The Connecticut Chiefs hockey teams donated clothes, toiletries, furniture and more to a family of eight in need for the holidays.
Youth Ice Hockey Teams Give Back
NEWINGTON - Ice hockey is unique.
It delivers a combination of speed, finesse, and physicality that seems to stand in a category of its own, but that is not the only element that sets it apart from other sports. Pay attention to what happens after the goalie covers the puck to bring play to a halt. Watch the way his teammates swarm the net, ready to take on any opposing player that dares so much as lay a finger on him.
Hockey players look out for one another. Sure, athletes in other sports, more likely than not, are programmed to do the same, but in a game that is physical--and often times violent--this type of courage is brought into the spotlight far more often and carries even greater weight.
For the players and parents of the Connecticut Chiefs Bantam 98 and U-16 hockey teams, it was about looking out for someone. But they took this principle beyond the confines of the ice rink and into the community, where an underprivileged family, a single mother with seven children, was in need of the zealous camaraderie that characterizes the game of hockey.
“You’re talking about 13, 14, to 16-year-olds,” said Connecticut Chiefs co-owner Derek Barbour. “Most of them come from relatively affluent families--not like millionaires, but solid middle class families. I think it was a wake-up call for some of them--got to see how the other half lives.”
Not only see how those less fortunate live, but play a role in enhancing that. During the holiday season, traditionally a time of giving, the Chiefs players went above and beyond the call of duty, supplying the family with clothes, toiletries, furniture, appliances, and even a DVD player and television set.
“I like to think we helped out a lot, not just with frivolous things [but] things that will be there long after Christmas Day,” Barbour said.
The nonprofit Village for Children and Families, Inc. provided the teams with a template of essentials the family was lacking, but the Connecticut Chiefs is an organization dedicated to developing players into future prep level and Division I prospects, and if such endeavors have taught its members anything, it’s that achieving the bare minimum is never enough.

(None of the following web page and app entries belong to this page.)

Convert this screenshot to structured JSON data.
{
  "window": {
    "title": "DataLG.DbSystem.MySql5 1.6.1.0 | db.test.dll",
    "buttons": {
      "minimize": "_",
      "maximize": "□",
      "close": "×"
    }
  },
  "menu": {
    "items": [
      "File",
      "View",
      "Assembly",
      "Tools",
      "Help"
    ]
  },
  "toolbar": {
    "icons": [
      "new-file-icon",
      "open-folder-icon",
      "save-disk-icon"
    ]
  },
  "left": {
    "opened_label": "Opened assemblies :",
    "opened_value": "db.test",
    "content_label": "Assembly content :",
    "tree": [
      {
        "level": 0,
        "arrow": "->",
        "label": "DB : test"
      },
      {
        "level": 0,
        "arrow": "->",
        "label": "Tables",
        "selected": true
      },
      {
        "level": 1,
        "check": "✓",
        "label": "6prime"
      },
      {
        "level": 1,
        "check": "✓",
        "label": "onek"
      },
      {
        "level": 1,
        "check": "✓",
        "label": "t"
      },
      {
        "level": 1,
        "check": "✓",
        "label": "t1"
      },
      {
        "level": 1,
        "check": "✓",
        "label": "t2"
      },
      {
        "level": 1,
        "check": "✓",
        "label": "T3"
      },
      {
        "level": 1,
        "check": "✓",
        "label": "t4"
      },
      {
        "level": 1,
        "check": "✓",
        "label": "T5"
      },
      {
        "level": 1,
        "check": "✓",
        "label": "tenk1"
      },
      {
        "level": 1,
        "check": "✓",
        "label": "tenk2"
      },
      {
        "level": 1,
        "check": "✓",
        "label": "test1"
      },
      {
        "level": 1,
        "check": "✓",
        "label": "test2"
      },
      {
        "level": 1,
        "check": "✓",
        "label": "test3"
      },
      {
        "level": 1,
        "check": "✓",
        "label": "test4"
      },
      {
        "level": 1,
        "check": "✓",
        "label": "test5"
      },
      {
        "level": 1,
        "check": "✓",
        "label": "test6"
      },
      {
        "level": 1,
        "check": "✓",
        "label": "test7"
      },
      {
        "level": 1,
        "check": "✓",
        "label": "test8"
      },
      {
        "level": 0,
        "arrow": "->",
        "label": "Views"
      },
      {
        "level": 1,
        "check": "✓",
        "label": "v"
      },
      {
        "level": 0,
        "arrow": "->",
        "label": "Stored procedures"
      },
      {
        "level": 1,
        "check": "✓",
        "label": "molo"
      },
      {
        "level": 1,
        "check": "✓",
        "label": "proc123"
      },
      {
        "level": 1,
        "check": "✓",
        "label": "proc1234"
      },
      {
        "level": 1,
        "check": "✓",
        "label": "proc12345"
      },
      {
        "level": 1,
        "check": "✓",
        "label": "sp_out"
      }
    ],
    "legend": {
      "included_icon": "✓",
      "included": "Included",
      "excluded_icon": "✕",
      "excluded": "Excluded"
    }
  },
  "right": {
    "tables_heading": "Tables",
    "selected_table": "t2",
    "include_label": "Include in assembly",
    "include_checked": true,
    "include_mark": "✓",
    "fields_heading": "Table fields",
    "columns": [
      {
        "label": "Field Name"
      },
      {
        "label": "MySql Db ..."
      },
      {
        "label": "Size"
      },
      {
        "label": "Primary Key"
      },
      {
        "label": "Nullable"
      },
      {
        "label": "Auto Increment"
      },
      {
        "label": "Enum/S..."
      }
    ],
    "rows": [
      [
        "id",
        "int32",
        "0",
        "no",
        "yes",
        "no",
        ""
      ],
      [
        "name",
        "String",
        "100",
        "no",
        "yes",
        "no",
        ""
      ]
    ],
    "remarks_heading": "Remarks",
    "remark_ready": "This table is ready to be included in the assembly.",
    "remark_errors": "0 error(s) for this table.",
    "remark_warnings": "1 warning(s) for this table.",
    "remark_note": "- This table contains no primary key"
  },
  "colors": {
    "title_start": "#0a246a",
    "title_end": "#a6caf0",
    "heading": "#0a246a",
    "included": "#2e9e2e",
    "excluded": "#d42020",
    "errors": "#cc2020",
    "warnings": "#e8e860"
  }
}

“We need that, and a lot more, to be frank,” Barbour said. “We decided to make an impact. Not just meet the need, but be Santa Claus. The bigger the job, the better it is. A lot of these people aren’t used to doing things small. When they do it, they do it large.”
It’s probably worth mentioning that the Chiefs players and parents did not solicit donations to come up with the items, but bought them--out of pocket--themselves.
“This is just another task they take on,” Barbour said. “I give full credit to the moms--they’re the ones that are the driving force behind this.”
It truly became a team effort when word got around about the campaign and community members from outside the organization offered to chip in.
“There was one instance where one of the mothers was talking about it to some of her friends on her street and then they got involved,” Barbour said.